Old Town, Old Story
Wednesday, January 23, 2019
OLD TOWN, OLD STORY: Bellingham’s past keeps colliding with its future; and nowhere so consequentially than on its central waterfront, where resource extraction industries and associated waste have created a barrier to the public for a century. Those products or their vestiges are still there, competing with and foreclosing on other uses.
Old Town, the original locus for white settlement on Bellingham Bay, is central to the city’s comprehensive plan for infill and an anticipated receiving area for much of the city’s projected population and job growth over the next 20-year planning horizon.
Old Town is bordered by Bellingham’s downtown and waterfront districts to the south and the Lettered Streets and Columbia neighborhoods to the east and north. It is interspersed with vacant land, retail and industrial businesses, homeless services, a small residential population, and large parks and a fish hatchery.
Yet it is also beset on all sides by neighboring challenges that discourage that growth.
Seaward is a vacant and minimally remediated industrial brownfield and adjacent benighted waterway. Across the waterway is a cluttered (but promising) marine trades center. On every side side is an old or current garbage dump, railyard, recycling center or wrecking yard. And in recent years, Old Town has also become a receiving area for a growing homeless population—due to the proximity of the Mission and, frankly, the fact that not much else is happening in this portion of the city center.
When she took office, Mayor Kelli Linville dissolved the nascent Bellingham Public Development Authority that was charged with sparking development interest in Old Town, confident her own planning and community development staff could do that work.
But it has been challenging—and slow, given the comparative pace of other development in the city; and it’s clear one or more of those neighboring deficits must give way to ignite the potential of Old Town.
This week the city announced a tentative agreement to relocate Northwest Recycling out of Old Town, transitioning the area from light industrial to an urban village.
As the city notes in a press release, Parberry’s Inc., which operates Northwest Recycling in several blocks in Old Town, has expressed interest in relocating its business to a more suitable long-term location and redeveloping their Old Town properties.
The development agreement with Parberry’s, Inc. proposes to relocate Northwest Recycling to a suitable property in or close to Bellingham, and the city would agree to invest in public infrastructure in Old Town to support redevelopment of Parberry properties. The agreement with the city would ensure the move of the business and redevelopment of the properties over several years.
In addition to providing public infrastructure, the city would provide Parberry’s an option to purchase city-owned property adjacent to Whatcom Creek.
According to the agreement, the City would invest approximately $2.5 million in staged infrastructure. The estimated cost to Parberry’s Inc. to relocate Northwest Recycling is $10 to $15 million.

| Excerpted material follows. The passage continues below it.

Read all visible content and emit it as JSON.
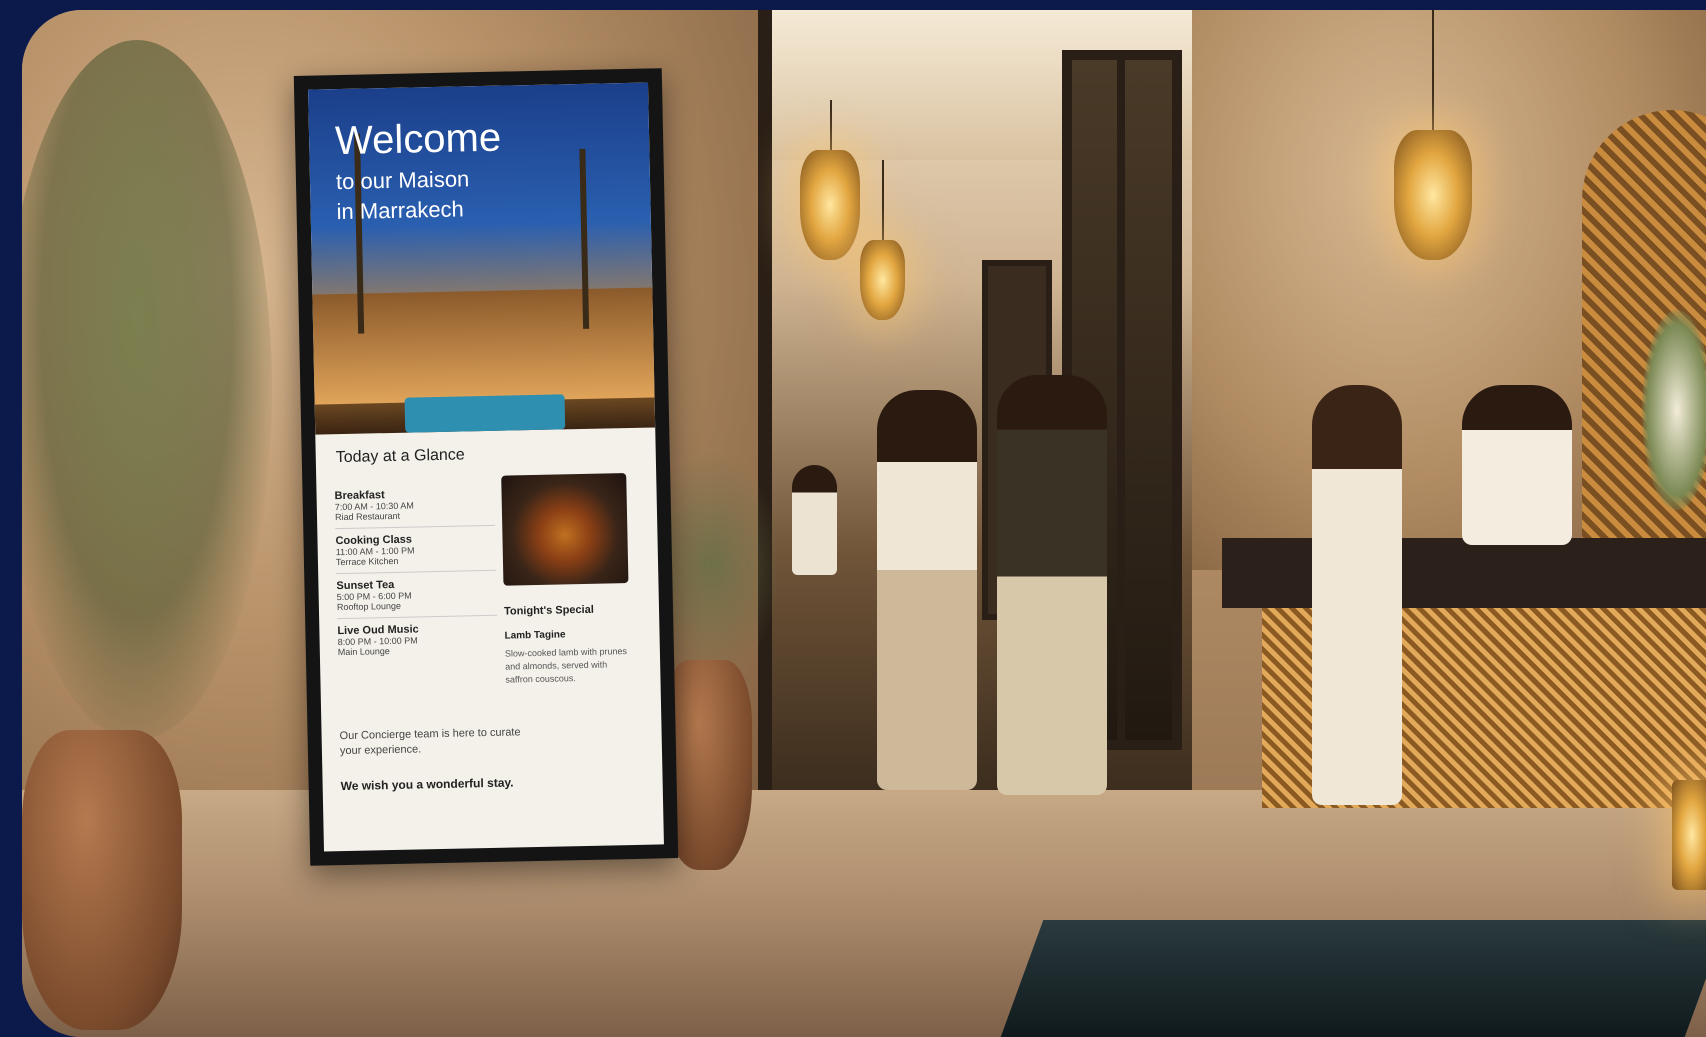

“Parberry’s owns about 46 percent of the developable property in Old Town, which is envisioned as an urban village—a community where people live, work and play—with eventually between 860 and 1,120 housing units and up to 400,000 square feet of commercial space,” the city notes in a press release. “But dominant current use is a light industrial operation, Northwest Recycling, which has some impacts such as truck traffic and noise that make it incompatible with pedestrians and residents. Old Town’s proximity to downtown and the waterfront makes it an ideal candidate to be redeveloped for more residential density.”
The news is certainly welcome for revitalization of Old Town; but with a price tag of nearly $3 million to steer the interests of a private land owner, the proposal must surely serve as a cautionary warning to other plans that will unfold in coming weeks.
In particular, the Waterfront District Master Plan—unrevised since it was adopted in 2013—is docketed for revision and review by the Bellingham Planning Commission.
The essential proposal is to (again) realign the street grid to make our public waterfront amenable for purchase by a private entity. The city and port have already spent upwards of $60 million on 237 acres of consolidated waterfront, one of the largest unbroken tracts of urban marine property in public ownership on the West Coast. Harcourt Developments—the Irish developer that has severely underperformed in other projects on the waterfront—proposed the changes in consultation with the D2 Group based in Texas.
The direction seems clear: Harcourt can exercise its option to purchase the property under an agreement with the port at below-market rates and, with the new alignment, flip the property to the Texans for a tidy profit. The port is made financially secure, but the public has lost local control of its consolidated waterfront to another distant entity. Where some transparent effort was made to acquire Harcourt as a master developer, some performance metrics applied to their work, no transparency at all has accompanied the D2 Group taking creative control over the property. Without a nickel’s return on the public investment, they are the new masters of this master development.
D2’s conceptual illustrations have almost no familiarity with facts on the ground, and they gloss all of the very real and consequential incompatible uses of our post-industrial waterfront.
Much more can and must be said about this proposal, but an essential concern is this: If it costs $3 million to nudge Parberry’s—with deep local roots and a commitment to the community—what might the future cost be to budge a distant, stubborn developer on property the public currently controls?